In the last 25 years, confirmation has become a battlefield. Between 1975 and 2005, with the exception of the anomalous Robert Bork and Clarence Thomas nominations, there were only 21 negative votes in the Senate in confirming seven Justices. Between 2005 and the present, there have been five confirmations and a total of 177 negative Senate votes, an average of 35 per justice. And one nominee, President Obama’s attempt to appoint Judge Merrick Garland to fill the seat of Justice Antonin Scalia in 2016, was never allowed to come to a vote.
Confirmations have become prolonged, combative, intrusive and marked by animosity and intense partisanship. This is a searing experience for the nominees and inhibits the choices of presidents for Supreme Court positions — controversial academicians, judges or political figures need not apply. And the warlike confirmation process is damaging to the court. What are we to think of decisions by justices who were said to be unqualified — or worse — by one-third of the nation’s Senators? How can the court’s opinions be respected by a majority of our citizens when the authors of those opinions have been reviled, demeaned and disrespected by the United States Senate?
We have an immense stake in the integrity and independence of our judiciary. We must, therefore, come together to demand a change in the appointment process. Highly distinguished and qualified potential justices are reluctant to submit to the appointment and confirmation process, or are not nominated in the first place because they are too controversial, or are slandered, bullied and excoriated in the process before they can take their seats on our nation’s highest court.

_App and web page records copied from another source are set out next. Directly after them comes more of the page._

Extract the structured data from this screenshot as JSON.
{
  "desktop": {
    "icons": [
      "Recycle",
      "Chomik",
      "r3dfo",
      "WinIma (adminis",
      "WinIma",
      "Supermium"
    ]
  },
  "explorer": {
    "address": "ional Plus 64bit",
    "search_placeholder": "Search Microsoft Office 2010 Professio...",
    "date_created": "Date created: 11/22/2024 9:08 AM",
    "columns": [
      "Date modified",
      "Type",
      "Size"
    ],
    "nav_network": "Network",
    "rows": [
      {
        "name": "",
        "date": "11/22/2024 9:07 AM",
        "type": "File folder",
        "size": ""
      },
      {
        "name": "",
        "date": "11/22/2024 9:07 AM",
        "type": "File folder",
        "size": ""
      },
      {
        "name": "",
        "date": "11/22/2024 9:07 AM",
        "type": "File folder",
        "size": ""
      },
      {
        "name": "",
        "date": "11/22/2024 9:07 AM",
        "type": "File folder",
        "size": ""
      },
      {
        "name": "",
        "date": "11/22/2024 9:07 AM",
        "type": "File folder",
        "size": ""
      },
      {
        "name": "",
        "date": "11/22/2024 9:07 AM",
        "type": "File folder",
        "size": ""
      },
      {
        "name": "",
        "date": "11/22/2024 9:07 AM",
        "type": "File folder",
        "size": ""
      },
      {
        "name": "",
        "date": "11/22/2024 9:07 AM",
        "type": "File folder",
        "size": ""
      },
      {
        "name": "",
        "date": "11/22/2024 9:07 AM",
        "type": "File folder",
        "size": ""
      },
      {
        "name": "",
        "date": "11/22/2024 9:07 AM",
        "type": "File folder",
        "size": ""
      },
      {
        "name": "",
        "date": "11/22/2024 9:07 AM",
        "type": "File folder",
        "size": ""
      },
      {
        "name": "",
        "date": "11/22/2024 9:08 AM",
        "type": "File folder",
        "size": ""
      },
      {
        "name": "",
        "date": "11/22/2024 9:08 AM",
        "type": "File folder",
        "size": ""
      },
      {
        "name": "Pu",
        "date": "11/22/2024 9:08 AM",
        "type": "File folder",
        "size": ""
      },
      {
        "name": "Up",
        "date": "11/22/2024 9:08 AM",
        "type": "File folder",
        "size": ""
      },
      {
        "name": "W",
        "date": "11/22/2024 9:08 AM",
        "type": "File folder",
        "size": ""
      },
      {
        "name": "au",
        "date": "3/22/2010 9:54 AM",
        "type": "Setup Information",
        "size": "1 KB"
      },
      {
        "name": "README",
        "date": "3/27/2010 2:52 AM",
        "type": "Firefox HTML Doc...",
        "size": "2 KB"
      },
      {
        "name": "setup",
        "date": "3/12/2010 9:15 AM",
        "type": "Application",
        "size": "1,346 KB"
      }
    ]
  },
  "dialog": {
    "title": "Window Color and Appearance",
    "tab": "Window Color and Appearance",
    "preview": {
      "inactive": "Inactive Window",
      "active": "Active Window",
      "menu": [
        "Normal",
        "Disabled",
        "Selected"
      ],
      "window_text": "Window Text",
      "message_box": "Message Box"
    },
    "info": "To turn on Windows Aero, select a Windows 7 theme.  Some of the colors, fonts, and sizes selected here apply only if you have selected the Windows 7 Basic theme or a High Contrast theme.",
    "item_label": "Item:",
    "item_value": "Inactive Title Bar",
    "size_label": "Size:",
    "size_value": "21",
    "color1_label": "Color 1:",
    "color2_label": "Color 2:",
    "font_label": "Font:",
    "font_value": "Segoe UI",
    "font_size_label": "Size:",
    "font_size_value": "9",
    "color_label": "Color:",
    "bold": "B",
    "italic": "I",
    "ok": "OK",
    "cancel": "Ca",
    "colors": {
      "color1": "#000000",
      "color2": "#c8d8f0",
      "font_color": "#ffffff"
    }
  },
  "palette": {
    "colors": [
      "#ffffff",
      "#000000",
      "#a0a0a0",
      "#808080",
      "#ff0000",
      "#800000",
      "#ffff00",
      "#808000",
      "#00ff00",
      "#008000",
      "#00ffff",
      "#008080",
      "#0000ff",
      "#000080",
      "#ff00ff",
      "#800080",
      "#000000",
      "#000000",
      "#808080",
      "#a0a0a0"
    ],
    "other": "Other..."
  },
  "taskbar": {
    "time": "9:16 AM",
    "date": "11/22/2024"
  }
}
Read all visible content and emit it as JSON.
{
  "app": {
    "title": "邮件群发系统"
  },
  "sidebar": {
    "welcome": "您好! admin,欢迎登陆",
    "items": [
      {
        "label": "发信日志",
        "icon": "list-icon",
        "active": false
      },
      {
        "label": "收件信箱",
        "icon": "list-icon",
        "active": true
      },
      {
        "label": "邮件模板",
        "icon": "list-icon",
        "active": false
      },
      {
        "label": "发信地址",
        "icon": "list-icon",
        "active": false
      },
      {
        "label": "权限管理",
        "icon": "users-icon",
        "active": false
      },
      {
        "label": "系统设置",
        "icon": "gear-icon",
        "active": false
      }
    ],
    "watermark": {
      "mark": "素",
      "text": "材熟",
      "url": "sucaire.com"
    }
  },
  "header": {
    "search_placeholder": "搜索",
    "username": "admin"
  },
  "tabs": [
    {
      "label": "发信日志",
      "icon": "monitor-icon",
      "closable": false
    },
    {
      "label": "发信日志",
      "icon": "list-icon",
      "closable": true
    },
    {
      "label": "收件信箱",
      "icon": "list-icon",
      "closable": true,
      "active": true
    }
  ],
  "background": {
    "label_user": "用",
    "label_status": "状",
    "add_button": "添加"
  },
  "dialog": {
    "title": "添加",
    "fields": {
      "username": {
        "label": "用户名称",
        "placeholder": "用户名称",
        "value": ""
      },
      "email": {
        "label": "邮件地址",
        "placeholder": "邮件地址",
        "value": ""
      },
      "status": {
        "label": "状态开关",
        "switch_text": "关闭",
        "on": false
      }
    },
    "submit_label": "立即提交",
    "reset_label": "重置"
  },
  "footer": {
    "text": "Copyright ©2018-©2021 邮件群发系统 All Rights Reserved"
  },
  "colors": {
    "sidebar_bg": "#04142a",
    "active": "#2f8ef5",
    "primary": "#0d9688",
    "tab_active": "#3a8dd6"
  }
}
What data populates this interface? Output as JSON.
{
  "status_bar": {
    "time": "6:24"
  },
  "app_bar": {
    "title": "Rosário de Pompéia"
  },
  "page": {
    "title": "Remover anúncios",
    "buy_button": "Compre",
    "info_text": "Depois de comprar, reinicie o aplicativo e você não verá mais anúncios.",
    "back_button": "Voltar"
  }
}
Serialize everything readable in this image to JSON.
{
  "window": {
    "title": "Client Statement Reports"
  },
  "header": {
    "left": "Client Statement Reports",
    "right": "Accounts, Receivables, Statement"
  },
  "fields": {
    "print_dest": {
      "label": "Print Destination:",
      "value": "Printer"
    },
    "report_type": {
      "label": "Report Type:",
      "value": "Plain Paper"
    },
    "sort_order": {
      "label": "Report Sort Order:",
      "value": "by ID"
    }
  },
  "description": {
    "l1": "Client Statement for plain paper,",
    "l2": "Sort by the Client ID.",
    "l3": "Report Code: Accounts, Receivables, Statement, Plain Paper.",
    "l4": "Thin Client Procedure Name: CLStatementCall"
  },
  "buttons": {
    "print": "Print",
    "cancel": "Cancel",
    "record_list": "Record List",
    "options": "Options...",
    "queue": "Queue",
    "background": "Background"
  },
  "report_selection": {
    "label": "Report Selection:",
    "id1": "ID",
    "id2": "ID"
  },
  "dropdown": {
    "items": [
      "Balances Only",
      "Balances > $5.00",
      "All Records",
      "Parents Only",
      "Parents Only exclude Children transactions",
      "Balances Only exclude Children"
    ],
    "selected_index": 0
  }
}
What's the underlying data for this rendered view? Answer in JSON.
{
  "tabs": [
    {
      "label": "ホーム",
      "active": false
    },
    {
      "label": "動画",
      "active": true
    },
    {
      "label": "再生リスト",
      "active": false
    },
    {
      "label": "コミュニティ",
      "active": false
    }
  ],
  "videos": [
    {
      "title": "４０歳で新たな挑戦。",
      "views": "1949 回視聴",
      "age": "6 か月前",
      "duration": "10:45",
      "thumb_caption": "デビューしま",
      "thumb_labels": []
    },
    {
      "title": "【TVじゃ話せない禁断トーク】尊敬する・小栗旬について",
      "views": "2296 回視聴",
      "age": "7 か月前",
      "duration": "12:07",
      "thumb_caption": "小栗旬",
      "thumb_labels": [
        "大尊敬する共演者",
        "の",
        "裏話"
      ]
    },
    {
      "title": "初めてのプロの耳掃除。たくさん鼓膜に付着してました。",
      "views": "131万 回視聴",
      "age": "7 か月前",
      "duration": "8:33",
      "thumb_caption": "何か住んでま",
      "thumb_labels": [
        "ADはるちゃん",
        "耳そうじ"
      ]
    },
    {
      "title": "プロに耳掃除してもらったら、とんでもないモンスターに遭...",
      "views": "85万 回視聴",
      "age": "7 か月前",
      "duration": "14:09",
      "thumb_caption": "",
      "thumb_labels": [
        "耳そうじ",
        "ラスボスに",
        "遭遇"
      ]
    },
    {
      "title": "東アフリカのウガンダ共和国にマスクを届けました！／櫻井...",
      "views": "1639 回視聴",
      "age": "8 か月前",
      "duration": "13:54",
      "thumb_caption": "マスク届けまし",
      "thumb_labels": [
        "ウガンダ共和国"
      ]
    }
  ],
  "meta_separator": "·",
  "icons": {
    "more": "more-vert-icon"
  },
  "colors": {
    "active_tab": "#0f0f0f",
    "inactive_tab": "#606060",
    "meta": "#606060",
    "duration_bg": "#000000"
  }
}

Theodore B. Olson was solicitor general of the United States from 2001 to 2004. Olson has argued 62 cases in the Supreme Court, including Citizens United v. Federal Election Commission, and Hollingsworth v. Perry, the case upholding the overturning of California’s Proposition 8, banning same-sex marriages.